Title

Wed 30 May

icse-2018-Keynotes
08:30 - 10:30: Plenary Sessions - Conference Opening and Keynote at Congress Hall
icse-2018-Keynotes152766180000008:30 - 09:00
Talk
Ivica CrnkovicChalmers University of Technology & University of Gothenburg, Marsha ChechikUniversity of Toronto, Mark HarmanFacebook and University College London
Media Attached File Attached
icse-2018-Keynotes152766360000009:00 - 10:30
Talk
Magnus FrodighEricsson AB
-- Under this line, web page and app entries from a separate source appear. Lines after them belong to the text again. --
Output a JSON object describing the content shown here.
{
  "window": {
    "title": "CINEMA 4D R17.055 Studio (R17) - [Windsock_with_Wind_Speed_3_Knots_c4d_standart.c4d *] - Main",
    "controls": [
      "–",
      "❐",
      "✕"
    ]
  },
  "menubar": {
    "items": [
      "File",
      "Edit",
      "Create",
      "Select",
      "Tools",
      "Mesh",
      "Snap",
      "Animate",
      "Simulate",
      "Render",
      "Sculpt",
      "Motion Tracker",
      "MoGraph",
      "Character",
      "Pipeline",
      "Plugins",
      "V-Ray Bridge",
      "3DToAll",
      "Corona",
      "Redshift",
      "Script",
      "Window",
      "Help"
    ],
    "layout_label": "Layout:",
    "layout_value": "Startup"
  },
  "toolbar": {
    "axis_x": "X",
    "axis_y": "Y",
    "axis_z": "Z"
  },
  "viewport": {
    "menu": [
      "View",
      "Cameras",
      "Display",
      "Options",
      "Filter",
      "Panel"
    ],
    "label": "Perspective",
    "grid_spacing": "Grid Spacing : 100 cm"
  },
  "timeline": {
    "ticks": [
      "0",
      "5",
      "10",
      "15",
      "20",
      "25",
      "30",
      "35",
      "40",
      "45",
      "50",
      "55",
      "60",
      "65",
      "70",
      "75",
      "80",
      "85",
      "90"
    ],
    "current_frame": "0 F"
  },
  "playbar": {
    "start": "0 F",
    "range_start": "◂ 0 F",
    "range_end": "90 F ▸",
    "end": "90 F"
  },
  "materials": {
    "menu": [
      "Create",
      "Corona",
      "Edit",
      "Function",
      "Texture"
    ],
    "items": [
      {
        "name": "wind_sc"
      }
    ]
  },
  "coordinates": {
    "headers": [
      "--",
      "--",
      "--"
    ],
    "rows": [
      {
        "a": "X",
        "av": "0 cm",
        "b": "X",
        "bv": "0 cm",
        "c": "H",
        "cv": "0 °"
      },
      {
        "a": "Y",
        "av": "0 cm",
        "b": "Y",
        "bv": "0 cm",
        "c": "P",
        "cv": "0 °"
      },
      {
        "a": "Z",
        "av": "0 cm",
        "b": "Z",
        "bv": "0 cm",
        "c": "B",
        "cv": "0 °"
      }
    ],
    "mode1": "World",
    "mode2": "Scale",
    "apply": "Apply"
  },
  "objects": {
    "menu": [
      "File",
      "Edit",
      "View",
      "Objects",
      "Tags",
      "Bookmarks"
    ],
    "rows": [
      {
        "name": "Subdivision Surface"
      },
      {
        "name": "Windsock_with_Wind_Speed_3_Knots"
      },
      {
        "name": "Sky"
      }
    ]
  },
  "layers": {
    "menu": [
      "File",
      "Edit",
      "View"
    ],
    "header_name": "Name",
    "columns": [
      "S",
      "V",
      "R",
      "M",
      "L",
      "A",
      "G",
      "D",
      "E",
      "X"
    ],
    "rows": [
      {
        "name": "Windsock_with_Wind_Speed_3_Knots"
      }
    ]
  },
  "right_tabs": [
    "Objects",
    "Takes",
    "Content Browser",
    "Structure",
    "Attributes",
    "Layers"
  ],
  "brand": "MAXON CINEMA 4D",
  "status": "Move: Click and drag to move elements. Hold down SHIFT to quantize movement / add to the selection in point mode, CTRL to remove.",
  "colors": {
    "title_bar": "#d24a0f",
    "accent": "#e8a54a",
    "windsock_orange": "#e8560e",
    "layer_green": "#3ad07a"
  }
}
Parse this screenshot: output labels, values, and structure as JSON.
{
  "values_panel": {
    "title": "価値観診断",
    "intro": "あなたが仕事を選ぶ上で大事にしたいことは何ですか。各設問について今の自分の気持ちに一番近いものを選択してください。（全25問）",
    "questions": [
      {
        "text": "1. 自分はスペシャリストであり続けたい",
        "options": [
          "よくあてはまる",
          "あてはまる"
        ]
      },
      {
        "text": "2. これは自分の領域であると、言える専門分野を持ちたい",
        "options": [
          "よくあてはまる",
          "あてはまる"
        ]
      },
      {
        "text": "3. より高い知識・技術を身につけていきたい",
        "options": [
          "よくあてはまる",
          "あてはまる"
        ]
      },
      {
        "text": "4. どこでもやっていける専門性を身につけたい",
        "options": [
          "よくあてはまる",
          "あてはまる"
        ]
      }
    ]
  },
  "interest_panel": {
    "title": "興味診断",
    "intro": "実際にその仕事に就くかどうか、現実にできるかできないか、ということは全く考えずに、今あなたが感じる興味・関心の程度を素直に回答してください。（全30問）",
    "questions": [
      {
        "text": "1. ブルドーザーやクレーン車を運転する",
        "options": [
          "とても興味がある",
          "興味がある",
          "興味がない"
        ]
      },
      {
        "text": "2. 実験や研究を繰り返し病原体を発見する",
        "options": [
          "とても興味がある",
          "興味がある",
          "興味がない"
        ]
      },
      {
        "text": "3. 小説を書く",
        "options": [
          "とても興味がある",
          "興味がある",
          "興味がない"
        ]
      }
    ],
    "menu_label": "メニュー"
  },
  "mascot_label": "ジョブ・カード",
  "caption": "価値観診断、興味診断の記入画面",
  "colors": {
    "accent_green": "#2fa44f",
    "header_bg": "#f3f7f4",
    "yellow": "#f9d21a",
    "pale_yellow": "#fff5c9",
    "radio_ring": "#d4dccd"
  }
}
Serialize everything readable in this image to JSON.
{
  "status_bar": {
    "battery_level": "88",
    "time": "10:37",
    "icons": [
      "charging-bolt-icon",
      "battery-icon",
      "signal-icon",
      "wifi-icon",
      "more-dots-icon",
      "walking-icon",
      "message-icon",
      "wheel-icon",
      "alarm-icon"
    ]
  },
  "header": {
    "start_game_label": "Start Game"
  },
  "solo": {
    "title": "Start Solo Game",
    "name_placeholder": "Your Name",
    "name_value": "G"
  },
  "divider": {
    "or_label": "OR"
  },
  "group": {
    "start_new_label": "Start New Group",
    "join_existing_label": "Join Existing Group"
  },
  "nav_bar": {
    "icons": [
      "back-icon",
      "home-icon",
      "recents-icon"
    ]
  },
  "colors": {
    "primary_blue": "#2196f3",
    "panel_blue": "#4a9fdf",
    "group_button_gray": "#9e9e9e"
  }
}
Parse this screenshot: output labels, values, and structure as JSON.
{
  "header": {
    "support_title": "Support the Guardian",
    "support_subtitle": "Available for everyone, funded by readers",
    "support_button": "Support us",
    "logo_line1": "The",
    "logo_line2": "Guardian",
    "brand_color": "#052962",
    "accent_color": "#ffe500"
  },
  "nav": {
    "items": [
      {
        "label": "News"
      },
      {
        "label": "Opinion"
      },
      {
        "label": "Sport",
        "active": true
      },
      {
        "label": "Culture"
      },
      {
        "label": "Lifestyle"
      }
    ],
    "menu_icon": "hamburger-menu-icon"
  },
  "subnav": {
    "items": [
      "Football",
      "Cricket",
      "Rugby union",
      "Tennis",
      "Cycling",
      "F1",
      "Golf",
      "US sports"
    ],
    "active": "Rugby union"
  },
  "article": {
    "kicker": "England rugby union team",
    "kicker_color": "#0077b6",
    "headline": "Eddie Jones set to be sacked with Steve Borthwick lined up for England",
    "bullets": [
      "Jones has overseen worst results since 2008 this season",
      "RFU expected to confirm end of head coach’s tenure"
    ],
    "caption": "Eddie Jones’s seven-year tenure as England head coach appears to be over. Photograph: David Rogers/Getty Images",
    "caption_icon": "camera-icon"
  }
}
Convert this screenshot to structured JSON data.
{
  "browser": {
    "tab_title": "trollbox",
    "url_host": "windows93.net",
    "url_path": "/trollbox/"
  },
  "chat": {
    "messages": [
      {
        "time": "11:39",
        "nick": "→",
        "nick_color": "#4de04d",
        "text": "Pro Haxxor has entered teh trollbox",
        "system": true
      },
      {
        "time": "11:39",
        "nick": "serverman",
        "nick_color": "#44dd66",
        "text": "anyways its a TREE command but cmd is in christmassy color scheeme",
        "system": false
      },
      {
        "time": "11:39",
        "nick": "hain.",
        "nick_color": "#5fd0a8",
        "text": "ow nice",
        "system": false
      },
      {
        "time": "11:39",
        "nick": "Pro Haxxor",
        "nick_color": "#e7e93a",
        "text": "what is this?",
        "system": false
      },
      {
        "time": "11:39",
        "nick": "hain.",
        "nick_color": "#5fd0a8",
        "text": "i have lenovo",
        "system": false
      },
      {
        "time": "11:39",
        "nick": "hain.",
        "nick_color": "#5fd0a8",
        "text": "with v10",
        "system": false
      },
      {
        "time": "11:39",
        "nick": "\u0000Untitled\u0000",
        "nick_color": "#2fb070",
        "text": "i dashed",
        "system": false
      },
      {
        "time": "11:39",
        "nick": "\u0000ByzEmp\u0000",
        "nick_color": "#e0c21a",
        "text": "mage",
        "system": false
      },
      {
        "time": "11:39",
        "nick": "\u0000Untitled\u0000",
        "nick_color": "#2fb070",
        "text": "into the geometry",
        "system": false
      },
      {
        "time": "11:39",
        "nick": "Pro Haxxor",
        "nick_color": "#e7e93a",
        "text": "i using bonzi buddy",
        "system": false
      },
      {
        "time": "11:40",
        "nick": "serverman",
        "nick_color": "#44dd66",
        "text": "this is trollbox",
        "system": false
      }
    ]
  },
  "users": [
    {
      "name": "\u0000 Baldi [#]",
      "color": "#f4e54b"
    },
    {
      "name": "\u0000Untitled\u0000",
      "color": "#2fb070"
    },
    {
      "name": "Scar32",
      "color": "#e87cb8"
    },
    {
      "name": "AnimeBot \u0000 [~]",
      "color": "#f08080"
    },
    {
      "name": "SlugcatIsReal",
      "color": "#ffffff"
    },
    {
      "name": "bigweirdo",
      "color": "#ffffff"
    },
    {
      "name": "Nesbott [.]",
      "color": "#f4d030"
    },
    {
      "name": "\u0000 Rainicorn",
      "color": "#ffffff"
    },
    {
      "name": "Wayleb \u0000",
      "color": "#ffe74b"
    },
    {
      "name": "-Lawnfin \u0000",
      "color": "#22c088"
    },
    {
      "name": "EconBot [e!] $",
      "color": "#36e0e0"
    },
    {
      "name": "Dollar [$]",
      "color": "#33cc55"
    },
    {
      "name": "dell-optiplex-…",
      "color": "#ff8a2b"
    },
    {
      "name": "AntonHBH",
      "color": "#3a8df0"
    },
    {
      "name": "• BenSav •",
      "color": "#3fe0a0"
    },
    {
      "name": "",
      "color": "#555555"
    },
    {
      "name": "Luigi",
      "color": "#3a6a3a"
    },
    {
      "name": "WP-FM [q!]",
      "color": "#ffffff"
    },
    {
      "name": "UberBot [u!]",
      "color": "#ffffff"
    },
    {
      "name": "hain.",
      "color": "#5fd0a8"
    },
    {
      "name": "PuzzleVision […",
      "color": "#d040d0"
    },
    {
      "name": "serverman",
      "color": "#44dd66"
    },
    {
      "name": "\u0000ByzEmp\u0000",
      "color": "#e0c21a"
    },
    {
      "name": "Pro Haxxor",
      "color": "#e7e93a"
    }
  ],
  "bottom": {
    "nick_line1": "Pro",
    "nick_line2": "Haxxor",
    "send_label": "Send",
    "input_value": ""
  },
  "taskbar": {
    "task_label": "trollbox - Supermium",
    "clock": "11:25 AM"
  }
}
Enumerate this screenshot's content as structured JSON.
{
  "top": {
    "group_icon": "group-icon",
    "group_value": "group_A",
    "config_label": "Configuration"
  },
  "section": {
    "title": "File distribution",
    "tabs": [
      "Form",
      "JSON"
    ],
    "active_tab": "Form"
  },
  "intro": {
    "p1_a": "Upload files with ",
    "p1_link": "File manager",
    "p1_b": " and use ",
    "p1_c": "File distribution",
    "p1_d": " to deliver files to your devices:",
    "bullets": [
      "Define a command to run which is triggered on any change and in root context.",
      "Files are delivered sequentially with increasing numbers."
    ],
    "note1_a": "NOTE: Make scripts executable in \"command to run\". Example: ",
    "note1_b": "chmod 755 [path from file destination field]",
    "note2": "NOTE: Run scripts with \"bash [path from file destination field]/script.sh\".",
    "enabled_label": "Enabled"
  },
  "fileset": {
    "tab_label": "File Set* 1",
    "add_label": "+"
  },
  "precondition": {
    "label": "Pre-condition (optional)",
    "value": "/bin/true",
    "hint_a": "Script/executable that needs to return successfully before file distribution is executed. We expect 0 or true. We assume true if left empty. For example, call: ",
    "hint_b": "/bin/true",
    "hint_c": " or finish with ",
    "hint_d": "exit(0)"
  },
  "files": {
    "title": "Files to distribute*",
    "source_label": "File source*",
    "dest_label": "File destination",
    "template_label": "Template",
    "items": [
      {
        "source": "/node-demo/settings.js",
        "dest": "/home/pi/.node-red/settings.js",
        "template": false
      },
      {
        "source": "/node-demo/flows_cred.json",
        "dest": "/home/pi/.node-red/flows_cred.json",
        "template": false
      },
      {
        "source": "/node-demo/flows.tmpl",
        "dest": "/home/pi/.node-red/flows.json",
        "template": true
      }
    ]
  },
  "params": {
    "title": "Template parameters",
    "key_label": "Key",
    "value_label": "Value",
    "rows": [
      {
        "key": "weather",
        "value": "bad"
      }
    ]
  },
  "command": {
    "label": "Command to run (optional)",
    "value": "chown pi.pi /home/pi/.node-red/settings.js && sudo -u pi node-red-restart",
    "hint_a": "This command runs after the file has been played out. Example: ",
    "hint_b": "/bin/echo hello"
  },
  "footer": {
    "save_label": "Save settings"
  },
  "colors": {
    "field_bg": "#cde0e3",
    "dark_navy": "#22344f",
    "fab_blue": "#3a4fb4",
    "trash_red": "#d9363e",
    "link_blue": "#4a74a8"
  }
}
Thu 31 May

icse-2018-Keynotes
08:30 - 10:30: Plenary Sessions - Opening and Keynotes at Congress Hall
icse-2018-Keynotes152774820000008:30 - 08:45
Talk
icse-2018-Keynotes152774910000008:45 - 09:40
Talk
icse-2018-Keynotes152775240000009:40 - 10:30
Talk
icse-2018-Keynotes
16:00 - 18:00: Plenary Sessions - 50 years of Software Engineering & Celebrating the 40th ICSE at Congress Hall
icse-2018-Keynotes152777520000016:00 - 16:30
Talk
Brian RandellNewcastle University, UK
icse-2018-Keynotes152777700000016:30 - 17:00
Talk
icse-2018-Keynotes152777880000017:00 - 18:00
Talk

Fri 1 Jun

icse-2018-Keynotes
08:30 - 08:55: Plenary Sessions - ICSE Awards at Congress Hall
icse-2018-Keynotes152783460000008:30 - 08:55
Talk
icse-2018-Keynotes
15:00 - 15:30: Plenary Sessions - 50 Years of Software Engineering Talk at R2
Chair(s): Ivica CrnkovicChalmers University of Technology & University of Gothenburg
icse-2018-Keynotes152785800000015:00 - 15:30
Talk
Ivar JacobsonIVAR JACOBSON International
icse-2018-Keynotes
16:00 - 18:00: Plenary Sessions - Awards and Conference Closing at Congress Hall
icse-2018-Keynotes152786160000016:00 - 16:15
Talk
icse-2018-Keynotes152786250000016:15 - 16:45
Talk
Andrew J. KoUniversity of Washington, Brad MyersCarnegie Mellon University
icse-2018-Keynotes152786430000016:45 - 17:30
Talk
Andreas ZellerSaarland University
icse-2018-Keynotes152786700000017:30 - 18:00
Talk
Ivica CrnkovicChalmers University of Technology & University of Gothenburg